What is needed> Keeping every word in place, write out the entries that come next.

Records from a collection:
<<<<
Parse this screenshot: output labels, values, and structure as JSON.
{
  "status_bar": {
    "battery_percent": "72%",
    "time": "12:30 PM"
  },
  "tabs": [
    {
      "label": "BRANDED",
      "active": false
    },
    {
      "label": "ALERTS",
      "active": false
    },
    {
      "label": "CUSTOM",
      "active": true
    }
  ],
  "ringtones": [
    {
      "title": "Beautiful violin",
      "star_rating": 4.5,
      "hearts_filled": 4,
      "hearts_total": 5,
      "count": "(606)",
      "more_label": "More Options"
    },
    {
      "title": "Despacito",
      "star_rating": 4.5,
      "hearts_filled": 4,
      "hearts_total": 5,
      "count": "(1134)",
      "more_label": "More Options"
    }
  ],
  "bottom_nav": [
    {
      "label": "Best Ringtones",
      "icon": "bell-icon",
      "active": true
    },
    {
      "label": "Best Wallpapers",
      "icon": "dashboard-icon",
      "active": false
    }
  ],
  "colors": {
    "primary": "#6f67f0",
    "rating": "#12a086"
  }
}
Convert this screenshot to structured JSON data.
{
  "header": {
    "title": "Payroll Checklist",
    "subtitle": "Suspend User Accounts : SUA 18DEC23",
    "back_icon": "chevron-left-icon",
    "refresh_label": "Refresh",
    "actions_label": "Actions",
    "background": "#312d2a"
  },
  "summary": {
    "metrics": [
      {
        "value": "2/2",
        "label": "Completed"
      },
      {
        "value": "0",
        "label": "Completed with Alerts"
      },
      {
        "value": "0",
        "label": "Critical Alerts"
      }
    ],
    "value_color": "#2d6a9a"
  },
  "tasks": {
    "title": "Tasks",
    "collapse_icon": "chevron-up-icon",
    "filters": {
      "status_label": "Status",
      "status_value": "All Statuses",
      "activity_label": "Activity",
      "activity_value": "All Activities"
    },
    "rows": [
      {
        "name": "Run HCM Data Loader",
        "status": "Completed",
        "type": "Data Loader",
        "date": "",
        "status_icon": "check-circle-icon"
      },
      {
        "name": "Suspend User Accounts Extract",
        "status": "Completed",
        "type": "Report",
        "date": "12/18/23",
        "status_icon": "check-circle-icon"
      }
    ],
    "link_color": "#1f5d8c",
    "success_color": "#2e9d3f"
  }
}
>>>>
Reply>
Parse this screenshot: output labels, values, and structure as JSON.
{
  "status_bar": {
    "battery_percent": "72%",
    "time": "12:30 PM"
  },
  "tabs": [
    {
      "label": "BRANDED",
      "active": false
    },
    {
      "label": "ALERTS",
      "active": false
    },
    {
      "label": "CUSTOM",
      "active": true
    }
  ],
  "ringtones": [
    {
      "title": "Beautiful violin",
      "star_rating": 4.5,
      "hearts_filled": 4,
      "hearts_total": 5,
      "count": "(606)",
      "more_label": "More Options"
    },
    {
      "title": "Despacito",
      "star_rating": 4.5,
      "hearts_filled": 4,
      "hearts_total": 5,
      "count": "(1134)",
      "more_label": "More Options"
    }
  ],
  "bottom_nav": [
    {
      "label": "Best Ringtones",
      "icon": "bell-icon",
      "active": true
    },
    {
      "label": "Best Wallpapers",
      "icon": "dashboard-icon",
      "active": false
    }
  ],
  "colors": {
    "primary": "#6f67f0",
    "rating": "#12a086"
  }
}
Convert this screenshot to structured JSON data.
{
  "header": {
    "title": "Payroll Checklist",
    "subtitle": "Suspend User Accounts : SUA 18DEC23",
    "back_icon": "chevron-left-icon",
    "refresh_label": "Refresh",
    "actions_label": "Actions",
    "background": "#312d2a"
  },
  "summary": {
    "metrics": [
      {
        "value": "2/2",
        "label": "Completed"
      },
      {
        "value": "0",
        "label": "Completed with Alerts"
      },
      {
        "value": "0",
        "label": "Critical Alerts"
      }
    ],
    "value_color": "#2d6a9a"
  },
  "tasks": {
    "title": "Tasks",
    "collapse_icon": "chevron-up-icon",
    "filters": {
      "status_label": "Status",
      "status_value": "All Statuses",
      "activity_label": "Activity",
      "activity_value": "All Activities"
    },
    "rows": [
      {
        "name": "Run HCM Data Loader",
        "status": "Completed",
        "type": "Data Loader",
        "date": "",
        "status_icon": "check-circle-icon"
      },
      {
        "name": "Suspend User Accounts Extract",
        "status": "Completed",
        "type": "Report",
        "date": "12/18/23",
        "status_icon": "check-circle-icon"
      }
    ],
    "link_color": "#1f5d8c",
    "success_color": "#2e9d3f"
  }
}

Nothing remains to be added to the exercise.